Tampa criminal lawyers are often asked about DNA contamination in cases involving DNA evidence.  Anyone that has watched any criminal drama on television has noticed in the last 15 years, no show is complete without involving DNA evidence in some form or capacity.   It is worth mentioning that DNA collection has evolved beyond simply the collection of DNA from blood and semen, the majority of current cases involve “touch DNA”.  We discuss “touch DNA” elsewhere in our Tampa criminal lawyer blog, but it is essentially the DNA left from someone touching something.

The use of DNA evidence and experts has expanded significantly in its use in Florida state courts.  This is especially true in cases involving violent felonies. As a Tampa criminal lawyer, this has caused us to evolve and evaluate DNA evidence more closely and from a more scientific stand point since juries now rely on it so significantly. At Stetson University College of Law, I had the opportunity to take specific classes regarding technology, science, and their impact on the criminal justice process. The overwhelming majority of the class dealt directly with the collection, analysis, and use of DNA.  More importantly, it provided us the scientific background to successfully challenge DNA collection.

In DNA cases, the most common form of abuse or negligence currently appears to be contamination issues. Contamination occurs when a foreign DNA sample is introduced into the sample collected from a crime scene. The easiest way to think of these situations occurring when a DNA sample taken at a crime scene consists of A and B.  The lab technician testing the material has a DNA of C, if the lab technician’s DNA mixes with the sample from the crime scene, the new sample will consist of A, B, C. This is certainly simplified version, but it illustrates the clear dangers of contamination. As you are aware, DNA evidence more often than not doesn’t identify a specific person rather it provides a probability and/or exclusion. When contamination occurs the probability is skewed significantly because foreign samples are introduced into a known sample. It also obviously eliminates the ability of the merged/contaminated sample to exclude people.  You can clearly understand where this would certainly play a big factor in a criminal case.

This is especially concerning because juries, due to television dramas, believe DNA is an infallible science. This is simply far from the truth. DNA evidence can be as skewed and as unreliable as eye-witnesses, confessions, etc. DNA evidence relies on highly specialized collection and identification procedures which have severe limitations. It is critical if you are involved in a case involving DNA evidence you have an attorney that understands the scientific collection of DNA and that DNA is simply not the end of a criminal case. Frankly it is simply another tool in a criminal case for both defense attorneys and prosecutors. As Jose Baez from the Casey Anthony trial called scientific evidence, “the fallacy of forensics.” When used improperly, scientific evidence like DNA can be manipulated and driven by prosecutors or defense attorneys to look and tell a story just like anything else.
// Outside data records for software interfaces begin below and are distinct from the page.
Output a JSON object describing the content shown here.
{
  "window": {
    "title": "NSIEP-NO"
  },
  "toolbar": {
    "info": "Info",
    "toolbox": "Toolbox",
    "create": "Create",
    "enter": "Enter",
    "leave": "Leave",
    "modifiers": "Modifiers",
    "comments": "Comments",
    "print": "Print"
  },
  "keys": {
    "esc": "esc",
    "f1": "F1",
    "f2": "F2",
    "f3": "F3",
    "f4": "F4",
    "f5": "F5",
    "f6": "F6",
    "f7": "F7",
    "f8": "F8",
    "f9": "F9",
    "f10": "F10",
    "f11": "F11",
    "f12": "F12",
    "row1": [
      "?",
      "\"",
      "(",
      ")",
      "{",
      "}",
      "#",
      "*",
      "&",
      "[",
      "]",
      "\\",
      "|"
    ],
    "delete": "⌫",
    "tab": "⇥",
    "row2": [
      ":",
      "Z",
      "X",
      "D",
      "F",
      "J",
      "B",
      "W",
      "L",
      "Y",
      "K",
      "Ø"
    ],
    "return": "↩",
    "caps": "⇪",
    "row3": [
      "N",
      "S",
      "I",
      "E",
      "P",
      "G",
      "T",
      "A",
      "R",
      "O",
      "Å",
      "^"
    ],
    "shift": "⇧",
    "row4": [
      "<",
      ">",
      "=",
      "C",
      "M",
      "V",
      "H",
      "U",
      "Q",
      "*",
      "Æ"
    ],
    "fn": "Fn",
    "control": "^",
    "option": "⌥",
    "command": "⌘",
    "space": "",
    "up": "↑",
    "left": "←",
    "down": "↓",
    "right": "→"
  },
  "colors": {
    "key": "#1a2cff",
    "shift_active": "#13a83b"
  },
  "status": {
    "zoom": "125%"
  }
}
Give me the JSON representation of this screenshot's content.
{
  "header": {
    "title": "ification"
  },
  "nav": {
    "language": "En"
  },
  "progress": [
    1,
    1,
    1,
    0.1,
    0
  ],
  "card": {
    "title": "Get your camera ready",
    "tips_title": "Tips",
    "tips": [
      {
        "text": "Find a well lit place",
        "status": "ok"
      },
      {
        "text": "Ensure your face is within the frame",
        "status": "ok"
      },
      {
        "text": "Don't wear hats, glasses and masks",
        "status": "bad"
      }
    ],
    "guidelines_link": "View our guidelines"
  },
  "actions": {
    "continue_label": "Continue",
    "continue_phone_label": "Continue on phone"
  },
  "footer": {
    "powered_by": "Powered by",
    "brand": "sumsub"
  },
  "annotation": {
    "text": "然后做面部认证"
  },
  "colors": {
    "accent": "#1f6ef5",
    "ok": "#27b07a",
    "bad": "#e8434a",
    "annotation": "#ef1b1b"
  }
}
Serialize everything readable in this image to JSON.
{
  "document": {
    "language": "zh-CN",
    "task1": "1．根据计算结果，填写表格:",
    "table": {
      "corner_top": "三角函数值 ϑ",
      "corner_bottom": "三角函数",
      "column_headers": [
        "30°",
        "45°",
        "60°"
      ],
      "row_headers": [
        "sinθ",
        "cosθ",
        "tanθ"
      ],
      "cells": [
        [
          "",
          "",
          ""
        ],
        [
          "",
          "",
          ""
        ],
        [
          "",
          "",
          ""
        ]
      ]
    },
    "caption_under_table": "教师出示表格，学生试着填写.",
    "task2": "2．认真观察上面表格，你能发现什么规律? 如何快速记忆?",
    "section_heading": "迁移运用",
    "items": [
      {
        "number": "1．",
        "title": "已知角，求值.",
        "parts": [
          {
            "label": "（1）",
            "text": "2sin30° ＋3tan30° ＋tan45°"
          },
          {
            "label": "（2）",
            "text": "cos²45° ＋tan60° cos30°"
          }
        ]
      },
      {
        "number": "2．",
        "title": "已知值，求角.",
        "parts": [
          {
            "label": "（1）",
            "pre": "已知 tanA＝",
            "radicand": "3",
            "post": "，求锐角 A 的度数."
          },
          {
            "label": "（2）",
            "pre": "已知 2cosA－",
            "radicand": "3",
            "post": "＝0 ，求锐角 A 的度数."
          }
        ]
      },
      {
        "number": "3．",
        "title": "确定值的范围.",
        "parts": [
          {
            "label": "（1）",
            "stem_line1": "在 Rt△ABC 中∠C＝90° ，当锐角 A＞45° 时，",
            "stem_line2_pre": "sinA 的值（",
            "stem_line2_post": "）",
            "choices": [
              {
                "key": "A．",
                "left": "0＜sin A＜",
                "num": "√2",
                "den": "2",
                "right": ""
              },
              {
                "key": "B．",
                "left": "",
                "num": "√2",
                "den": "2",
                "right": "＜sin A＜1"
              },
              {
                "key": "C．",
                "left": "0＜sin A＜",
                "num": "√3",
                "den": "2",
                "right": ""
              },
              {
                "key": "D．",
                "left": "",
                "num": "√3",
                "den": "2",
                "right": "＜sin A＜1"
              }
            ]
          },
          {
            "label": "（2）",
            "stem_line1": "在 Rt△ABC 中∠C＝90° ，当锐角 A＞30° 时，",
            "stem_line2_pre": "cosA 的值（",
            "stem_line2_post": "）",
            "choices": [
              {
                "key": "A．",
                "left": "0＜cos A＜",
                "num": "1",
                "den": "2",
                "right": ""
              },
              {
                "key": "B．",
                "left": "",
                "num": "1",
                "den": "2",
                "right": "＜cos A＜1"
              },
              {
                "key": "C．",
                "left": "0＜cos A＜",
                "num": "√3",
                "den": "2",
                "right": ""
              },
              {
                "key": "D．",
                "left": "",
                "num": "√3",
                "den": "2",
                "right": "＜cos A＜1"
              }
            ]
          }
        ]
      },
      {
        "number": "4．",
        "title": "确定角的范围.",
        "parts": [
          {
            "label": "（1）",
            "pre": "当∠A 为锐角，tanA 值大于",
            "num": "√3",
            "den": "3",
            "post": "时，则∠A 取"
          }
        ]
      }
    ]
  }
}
If you were someone you know has questions concerning DNA in their criminal case, contact the Tampa criminal lawyers of Hackworth Law for a free case consultation. Our Tampa criminal lawyers have handled a wide variety of cases involving scientific evidence ranging from DNA to fingerprints to breathalyzers and all forms of scientific evidence in between.  If you would like to contact one of our Tampa criminal lawyers immediately, please use the “contact us now” tab in the upper right hand corner of our website.  We appreciate you checking out our Tampa criminal lawyer blog and look forward to hearing from you.